Elephant advocates and other critics slammed the task force for its lack of elephant specialists and shortage of animal-care experts. The zoo nevertheless trumpeted one of the panel’s findings, that the three elephants received “excellent care” — without going into the fine print. That fine print included these recommendations:
- If it can be done safely, reintegrate Bamboo and Watoto to reduce isolation and improve the social welfare of the herd. [The dominant Watoto did not get along with Bamboo, the zoo’s senior Asian elephant. Such conflicts can be fatal, so the two were separated. Because Woodland Park’s elephant house isn’t designed to accommodate such separation, this caused both – Bamboo especially – to be isolated and confined.]
- If reintegration cannot be done safely, WPZ should consider transferring one elephant to another AZA [Association of Zoos and Aquariums]‐accredited facility that will provide a healthy and high quality environment.
- Upgrading cameras in the barn to allow 24‐hour monitoring and data collection of the elephants.
On that last score, the cameras, which don’t record effectively at night, apparently were not upgraded — even though the zoo’s last elephant fatality, young Hansa, likewise succumbed overnight after appearing healthy the day before. Cameras weren’t deployed in the yard, where Watoto was found. There’s no knowing when she went down; the zoo has declared that its “night keeper staff routinely checks on animals throughout the night.” But zoo officials will not say when keepers last checked on Watoto, or answer any other questions.
When elephants stay down too long, their enormous weight crushes their lungs and other organs. Elephants in Los Angeles and other zoos have recovered after going down and being lifted, often by local fire departments. The zoo likewise won’t say whether it considered or tried to bring in the fire department.
On the question of transferring one elephant, Woodland Park’s actions (or inaction) seem even more problematic. Watoto, the lone African elephant in an Asian group, was the obvious candidate.
Housing African elephants with Asians goes against good practice and AZA recommendations for several reasons: The two species are temperamentally and behaviorally different, though Watoto nevertheless proved a good “auntie” to baby Hansa. African elephants can be asymptomatic carriers of a herpes virus that’s deadly to young Asians, and which did in fact kill Hansa. Watoto once tested positive for the virus, but this result was later declared a false positive.
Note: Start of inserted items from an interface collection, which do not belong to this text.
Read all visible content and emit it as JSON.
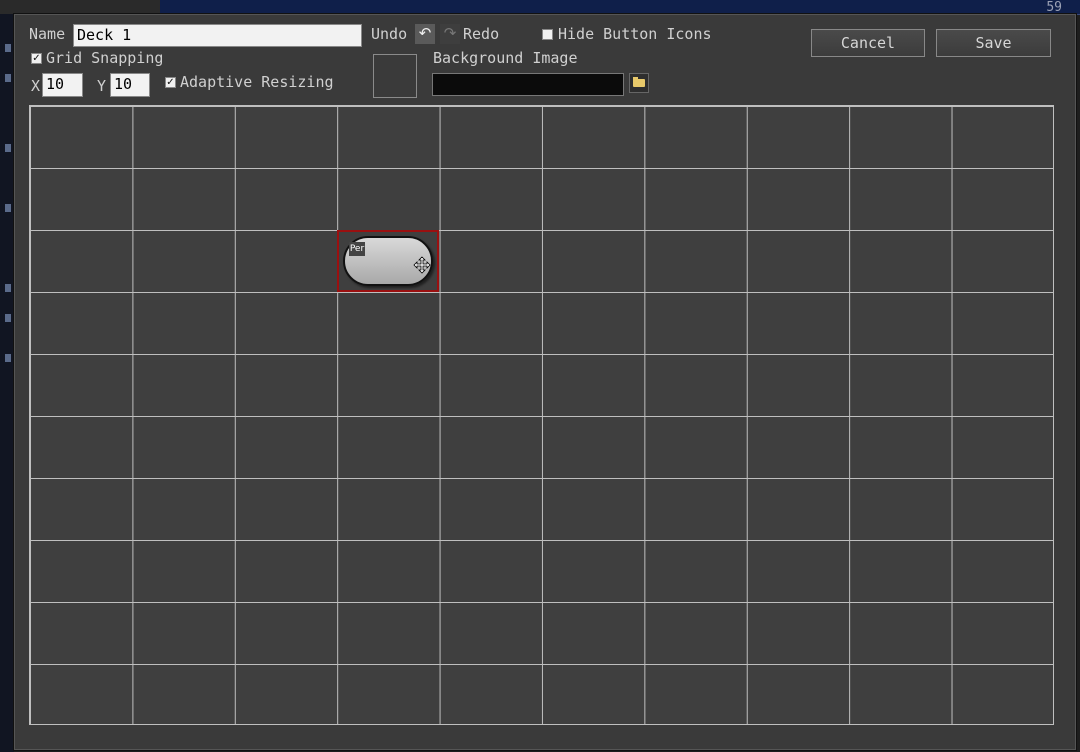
{
  "background": {
    "corner_number": "59"
  },
  "toolbar": {
    "name_label": "Name",
    "name_value": "Deck 1",
    "undo_label": "Undo",
    "redo_label": "Redo",
    "hide_icons_label": "Hide Button Icons",
    "hide_icons_checked": false,
    "grid_snapping_label": "Grid Snapping",
    "grid_snapping_checked": true,
    "x_label": "X",
    "x_value": "10",
    "y_label": "Y",
    "y_value": "10",
    "adaptive_label": "Adaptive Resizing",
    "adaptive_checked": true,
    "bg_image_label": "Background Image",
    "bg_image_value": "",
    "cancel_label": "Cancel",
    "save_label": "Save"
  },
  "grid": {
    "columns": 10,
    "rows": 10
  },
  "selected_button": {
    "badge": "Per",
    "icon": "move-cursor-icon"
  },
  "icons": {
    "undo": "undo-arrow-icon",
    "redo": "redo-arrow-icon",
    "folder": "folder-icon"
  },
  "colors": {
    "dialog": "#3a3a3a",
    "grid_lines": "#bfbfbf",
    "selection": "#9a1010",
    "accent_folder": "#e8c96a"
  }
}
And conflicts between female African and Asian elephants (e.g. Watoto and Bamboo) can be fatal for the latter, because only the Africans have tusks.
Last spring, WPZ received an invitation from the sanctuary that elephant advocates would most like to send Watoto to: Ark 2000, operated by the Performing Animal Welfare Society (PAWS, not to be confused with our local Progressive Animal Welfare Society). Fueled by wealthy donors and a fat corporate-espionage legal settlement with the Ringling circus operation, PAWS has expanded greatly since it was founded in 1984 by an ex-trainer as a refuge for Hollywood’s animal has-beens.